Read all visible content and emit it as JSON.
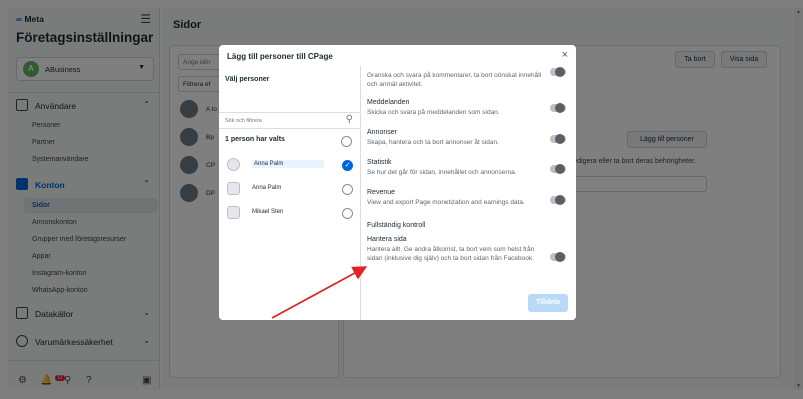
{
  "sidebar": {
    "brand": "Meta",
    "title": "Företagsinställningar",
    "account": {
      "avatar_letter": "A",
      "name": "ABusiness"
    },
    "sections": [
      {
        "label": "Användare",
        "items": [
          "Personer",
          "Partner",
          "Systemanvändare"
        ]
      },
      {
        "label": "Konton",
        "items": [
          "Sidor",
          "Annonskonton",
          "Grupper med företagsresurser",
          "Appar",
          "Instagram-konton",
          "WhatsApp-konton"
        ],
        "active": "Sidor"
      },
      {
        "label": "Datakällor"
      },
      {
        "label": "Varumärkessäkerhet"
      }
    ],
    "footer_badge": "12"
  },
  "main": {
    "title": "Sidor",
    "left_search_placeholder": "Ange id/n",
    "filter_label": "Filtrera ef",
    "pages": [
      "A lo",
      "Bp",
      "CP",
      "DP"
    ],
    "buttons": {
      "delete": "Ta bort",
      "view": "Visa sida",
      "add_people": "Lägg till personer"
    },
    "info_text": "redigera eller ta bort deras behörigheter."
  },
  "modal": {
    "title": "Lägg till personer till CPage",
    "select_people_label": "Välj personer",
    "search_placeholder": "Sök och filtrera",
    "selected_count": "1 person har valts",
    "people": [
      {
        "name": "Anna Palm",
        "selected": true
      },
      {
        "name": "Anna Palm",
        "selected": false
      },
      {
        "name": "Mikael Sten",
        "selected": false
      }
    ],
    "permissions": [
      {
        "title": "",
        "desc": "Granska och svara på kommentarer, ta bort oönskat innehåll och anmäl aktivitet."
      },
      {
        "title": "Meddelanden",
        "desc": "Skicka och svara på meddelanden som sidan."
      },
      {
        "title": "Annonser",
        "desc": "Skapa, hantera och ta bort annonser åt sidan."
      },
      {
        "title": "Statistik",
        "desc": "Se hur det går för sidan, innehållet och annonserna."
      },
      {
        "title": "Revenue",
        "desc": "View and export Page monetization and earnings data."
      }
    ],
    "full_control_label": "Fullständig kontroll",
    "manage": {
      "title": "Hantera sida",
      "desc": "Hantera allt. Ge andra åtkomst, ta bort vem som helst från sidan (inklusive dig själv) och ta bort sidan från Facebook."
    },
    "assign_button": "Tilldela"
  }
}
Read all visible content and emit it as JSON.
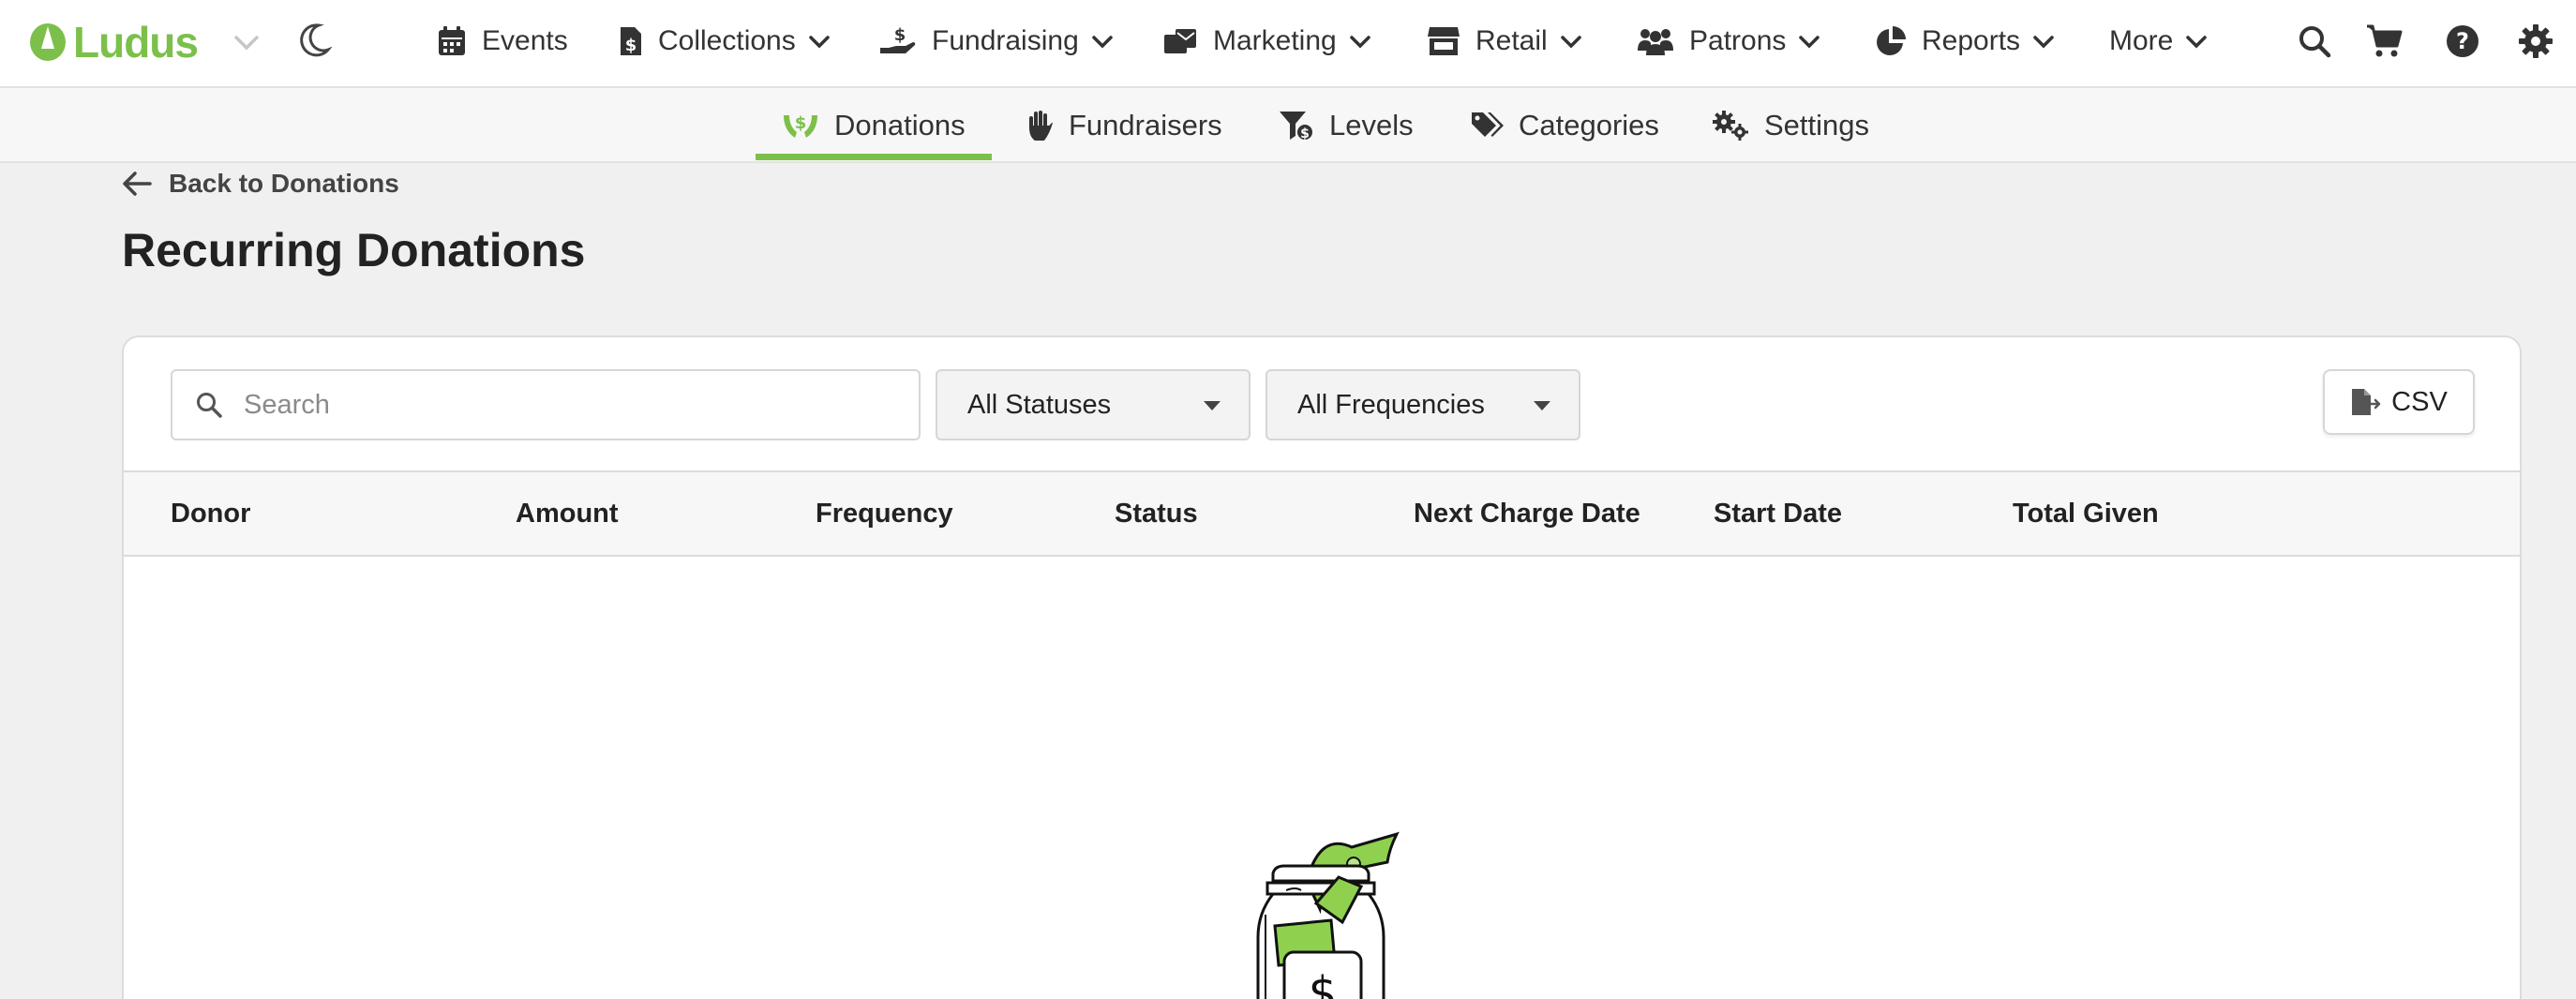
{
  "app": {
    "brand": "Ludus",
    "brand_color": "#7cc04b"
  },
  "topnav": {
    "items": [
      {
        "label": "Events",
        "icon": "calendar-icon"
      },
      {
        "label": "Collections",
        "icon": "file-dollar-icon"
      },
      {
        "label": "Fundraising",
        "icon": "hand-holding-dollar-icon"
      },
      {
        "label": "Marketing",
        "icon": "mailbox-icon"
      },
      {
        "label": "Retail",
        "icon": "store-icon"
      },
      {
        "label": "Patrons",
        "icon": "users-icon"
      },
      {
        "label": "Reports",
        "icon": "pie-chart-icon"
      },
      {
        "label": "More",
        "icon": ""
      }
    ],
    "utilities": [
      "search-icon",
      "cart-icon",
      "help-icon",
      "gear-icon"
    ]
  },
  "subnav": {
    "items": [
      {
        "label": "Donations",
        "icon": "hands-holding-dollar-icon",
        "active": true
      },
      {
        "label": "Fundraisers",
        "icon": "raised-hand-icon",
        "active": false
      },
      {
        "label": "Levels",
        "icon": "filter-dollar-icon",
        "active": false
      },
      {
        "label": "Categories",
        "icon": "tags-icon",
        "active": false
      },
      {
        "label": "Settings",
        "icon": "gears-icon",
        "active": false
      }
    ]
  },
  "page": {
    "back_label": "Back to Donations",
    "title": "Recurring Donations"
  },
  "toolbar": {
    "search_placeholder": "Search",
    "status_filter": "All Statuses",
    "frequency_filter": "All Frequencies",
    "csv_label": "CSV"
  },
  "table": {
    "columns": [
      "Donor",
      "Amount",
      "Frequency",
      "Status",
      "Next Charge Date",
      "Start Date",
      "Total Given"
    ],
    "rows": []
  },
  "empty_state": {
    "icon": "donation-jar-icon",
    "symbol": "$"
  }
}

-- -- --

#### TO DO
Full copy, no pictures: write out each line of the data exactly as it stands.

#### WRITTEN ANSWER
Read all visible content and emit it as JSON.
{
  "sidebar": {
    "brand": "Meta",
    "title": "Företagsinställningar",
    "account": {
      "avatar_letter": "A",
      "name": "ABusiness"
    },
    "sections": [
      {
        "label": "Användare",
        "items": [
          "Personer",
          "Partner",
          "Systemanvändare"
        ]
      },
      {
        "label": "Konton",
        "items": [
          "Sidor",
          "Annonskonton",
          "Grupper med företagsresurser",
          "Appar",
          "Instagram-konton",
          "WhatsApp-konton"
        ],
        "active": "Sidor"
      },
      {
        "label": "Datakällor"
      },
      {
        "label": "Varumärkessäkerhet"
      }
    ],
    "footer_badge": "12"
  },
  "main": {
    "title": "Sidor",
    "left_search_placeholder": "Ange id/n",
    "filter_label": "Filtrera ef",
    "pages": [
      "A lo",
      "Bp",
      "CP",
      "DP"
    ],
    "buttons": {
      "delete": "Ta bort",
      "view": "Visa sida",
      "add_people": "Lägg till personer"
    },
    "info_text": "redigera eller ta bort deras behörigheter."
  },
  "modal": {
    "title": "Lägg till personer till CPage",
    "select_people_label": "Välj personer",
    "search_placeholder": "Sök och filtrera",
    "selected_count": "1 person har valts",
    "people": [
      {
        "name": "Anna Palm",
        "selected": true
      },
      {
        "name": "Anna Palm",
        "selected": false
      },
      {
        "name": "Mikael Sten",
        "selected": false
      }
    ],
    "permissions": [
      {
        "title": "",
        "desc": "Granska och svara på kommentarer, ta bort oönskat innehåll och anmäl aktivitet."
      },
      {
        "title": "Meddelanden",
        "desc": "Skicka och svara på meddelanden som sidan."
      },
      {
        "title": "Annonser",
        "desc": "Skapa, hantera och ta bort annonser åt sidan."
      },
      {
        "title": "Statistik",
        "desc": "Se hur det går för sidan, innehållet och annonserna."
      },
      {
        "title": "Revenue",
        "desc": "View and export Page monetization and earnings data."
      }
    ],
    "full_control_label": "Fullständig kontroll",
    "manage": {
      "title": "Hantera sida",
      "desc": "Hantera allt. Ge andra åtkomst, ta bort vem som helst från sidan (inklusive dig själv) och ta bort sidan från Facebook."
    },
    "assign_button": "Tilldela"
  }
}
Read all visible content and emit it as JSON.
{
  "app": {
    "brand": "Ludus",
    "brand_color": "#7cc04b"
  },
  "topnav": {
    "items": [
      {
        "label": "Events",
        "icon": "calendar-icon"
      },
      {
        "label": "Collections",
        "icon": "file-dollar-icon"
      },
      {
        "label": "Fundraising",
        "icon": "hand-holding-dollar-icon"
      },
      {
        "label": "Marketing",
        "icon": "mailbox-icon"
      },
      {
        "label": "Retail",
        "icon": "store-icon"
      },
      {
        "label": "Patrons",
        "icon": "users-icon"
      },
      {
        "label": "Reports",
        "icon": "pie-chart-icon"
      },
      {
        "label": "More",
        "icon": ""
      }
    ],
    "utilities": [
      "search-icon",
      "cart-icon",
      "help-icon",
      "gear-icon"
    ]
  },
  "subnav": {
    "items": [
      {
        "label": "Donations",
        "icon": "hands-holding-dollar-icon",
        "active": true
      },
      {
        "label": "Fundraisers",
        "icon": "raised-hand-icon",
        "active": false
      },
      {
        "label": "Levels",
        "icon": "filter-dollar-icon",
        "active": false
      },
      {
        "label": "Categories",
        "icon": "tags-icon",
        "active": false
      },
      {
        "label": "Settings",
        "icon": "gears-icon",
        "active": false
      }
    ]
  },
  "page": {
    "back_label": "Back to Donations",
    "title": "Recurring Donations"
  },
  "toolbar": {
    "search_placeholder": "Search",
    "status_filter": "All Statuses",
    "frequency_filter": "All Frequencies",
    "csv_label": "CSV"
  },
  "table": {
    "columns": [
      "Donor",
      "Amount",
      "Frequency",
      "Status",
      "Next Charge Date",
      "Start Date",
      "Total Given"
    ],
    "rows": []
  },
  "empty_state": {
    "icon": "donation-jar-icon",
    "symbol": "$"
  }
}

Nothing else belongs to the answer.